Here is her blog http://www.shareyourstory.org/webx/.eee7f26/

They are organizing "tattooing to save babies day" on august 2nd and they and their many colleagues will be donating all they earn that day to MOD.

They have had over 5000 hits on the site below.They have a map on the site and people(I AM SURE NOT ANTISOCIALS) from all over the world have visited the website.

http://www.blackanchortattoo.com/tattooingtosavebabies.html

Doctors open your hearts and donate for the great cause!!

Carol said...

My husband, who has been diagnosed with Bipolar, always had two very meaningful tattoes, one on each arm, near the shoulder. When his bipolar was misdiagnosed as depression, he went into a manic phase and got several not-meaningful tattoes on his forearms, which, when he was not manic, he had said he would never do, because they are difficult to hide and always look bad.

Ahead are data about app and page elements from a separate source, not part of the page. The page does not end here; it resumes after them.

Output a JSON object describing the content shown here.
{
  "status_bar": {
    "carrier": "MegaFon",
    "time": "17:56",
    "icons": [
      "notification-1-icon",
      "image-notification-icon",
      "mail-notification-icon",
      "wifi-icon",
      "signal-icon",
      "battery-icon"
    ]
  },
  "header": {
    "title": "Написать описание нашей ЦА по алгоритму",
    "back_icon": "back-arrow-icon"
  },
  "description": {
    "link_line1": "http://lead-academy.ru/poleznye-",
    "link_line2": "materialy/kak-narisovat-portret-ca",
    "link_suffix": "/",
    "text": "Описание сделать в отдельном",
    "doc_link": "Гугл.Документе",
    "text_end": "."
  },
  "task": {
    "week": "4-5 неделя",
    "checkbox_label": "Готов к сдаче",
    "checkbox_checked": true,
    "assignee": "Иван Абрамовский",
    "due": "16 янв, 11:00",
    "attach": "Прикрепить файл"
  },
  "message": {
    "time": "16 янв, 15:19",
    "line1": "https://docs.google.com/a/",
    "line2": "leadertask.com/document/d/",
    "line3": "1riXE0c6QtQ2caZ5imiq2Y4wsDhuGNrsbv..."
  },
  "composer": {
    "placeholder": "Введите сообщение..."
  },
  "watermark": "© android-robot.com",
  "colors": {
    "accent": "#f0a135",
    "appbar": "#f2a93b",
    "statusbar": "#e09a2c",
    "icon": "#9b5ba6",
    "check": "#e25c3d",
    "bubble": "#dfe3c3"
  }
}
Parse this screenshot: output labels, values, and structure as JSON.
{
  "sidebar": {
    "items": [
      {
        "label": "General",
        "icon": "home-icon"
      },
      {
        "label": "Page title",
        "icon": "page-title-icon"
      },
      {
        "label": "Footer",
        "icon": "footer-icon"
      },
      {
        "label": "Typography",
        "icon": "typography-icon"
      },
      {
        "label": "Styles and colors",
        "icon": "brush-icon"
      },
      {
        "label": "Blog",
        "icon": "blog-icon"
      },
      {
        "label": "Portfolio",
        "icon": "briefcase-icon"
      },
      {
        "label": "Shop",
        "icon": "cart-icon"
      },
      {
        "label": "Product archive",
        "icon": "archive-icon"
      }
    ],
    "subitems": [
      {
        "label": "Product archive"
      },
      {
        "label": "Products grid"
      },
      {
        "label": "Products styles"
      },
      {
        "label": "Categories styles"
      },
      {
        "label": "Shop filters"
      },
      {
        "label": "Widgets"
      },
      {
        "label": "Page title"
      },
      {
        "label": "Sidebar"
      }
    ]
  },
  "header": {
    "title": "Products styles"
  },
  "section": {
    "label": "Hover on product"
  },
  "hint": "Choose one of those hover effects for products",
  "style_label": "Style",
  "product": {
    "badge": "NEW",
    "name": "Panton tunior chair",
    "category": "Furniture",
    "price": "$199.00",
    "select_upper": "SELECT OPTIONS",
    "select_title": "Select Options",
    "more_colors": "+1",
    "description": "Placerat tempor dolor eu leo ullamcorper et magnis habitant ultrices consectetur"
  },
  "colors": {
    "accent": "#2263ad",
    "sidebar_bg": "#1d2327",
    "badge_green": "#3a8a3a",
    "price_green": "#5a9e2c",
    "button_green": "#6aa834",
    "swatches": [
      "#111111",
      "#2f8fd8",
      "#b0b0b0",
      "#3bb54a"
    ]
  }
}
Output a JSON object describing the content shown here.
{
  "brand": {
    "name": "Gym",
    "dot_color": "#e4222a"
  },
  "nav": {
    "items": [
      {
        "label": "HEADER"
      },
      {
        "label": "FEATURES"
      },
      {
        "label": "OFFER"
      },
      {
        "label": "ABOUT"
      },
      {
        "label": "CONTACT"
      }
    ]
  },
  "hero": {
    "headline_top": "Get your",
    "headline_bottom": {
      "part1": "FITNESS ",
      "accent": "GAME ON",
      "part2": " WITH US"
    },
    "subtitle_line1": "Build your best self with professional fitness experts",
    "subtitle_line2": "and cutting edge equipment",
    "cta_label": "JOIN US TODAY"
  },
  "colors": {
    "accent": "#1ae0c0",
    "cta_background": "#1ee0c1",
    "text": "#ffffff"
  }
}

It was surprising to us when he finally was diagnosed with bipolar, that the nurse-practitioner and the psychiatrist that diagnosed him both commented on the forearm tattoos, and that people with a bipolar diagnosis often get tattoos on the forearm.

I thought it was interesting, but a little hard to swallow, and, unfortunately, we didn't question that information. But it kind of goes along with your post, and I'm interested in finding out if there is any factual basis in it.

Anonymous said...

For the study to be robust, wouldn't you need a control group or 2, like a group of forensic inmates without tattoos; and a group of non-forensic inmates with tattoos (like rock stars or athletes, although perhaps they should be categories of personality disorder!)... or just ordinary citizens without and with tattoos. Or something.

There are so many cultural, historical and social reasons people get tatts that it seems about as meaningful as trying to link race or left-handedness to mental pathology.... nobody's ever thought about that before....

Aqua said...

Hi Clinkshrink,
I also am concerned about the ethics of studying people who may not be able to provide informed consent. I find it disturbing. I am glad you brought that up.
...aqua

Psychiatry101 said...

Sorry for commenting twice but the blog topic is so interesting...

I agree with Anonymous about cultural thing.
I beleive even mehandi( henna) designs are called tattoos by some. I hope you know...they are not done by needles..those go away.

We in India and i beleive in many other countries get it done during marriage ceremony.
Even i had it done for my marriage on hands and feet.They went away after few days.

If you see this link.. at the end of the blog there is a video by group called 'models' and they are singing about 'mehandi ki raat' = 'night of mehandi ie night of marriage'
Its a really sweet song, they show the girls putting mehandi on the bride!

purplesque said...

As far as I know, all patients (even those involuntarily committed to treatment) are considered competent to refuse medication unless proved otherwise, so wouldn't the same apply to research, especially a non-invasive study like this which involved no medications?

Its so cool that you posted about tattoos. I recently did Grand Rounds on the same topic.

Midwife with a Knife said...

Thinking of guinea pigs behind bars... I ate guinea pig (cuy) in Ecuador....

antiSWer said...

This study just seems very...flawed.

I might be biased because I'm tattooed (and I think the current stat is that of those 26-40, 40% of us are), but I don't really see the value.

This can't be generalizable to the general population. Nor, I would think, to even the general prison population. So it's useful to the forensic psychiatric population, right? But aren't the people working there going trained enough to looking for ASPD in the first place without looking harder at the tattooed patients?

So what's the value? More freaking pigeonholing, I guess.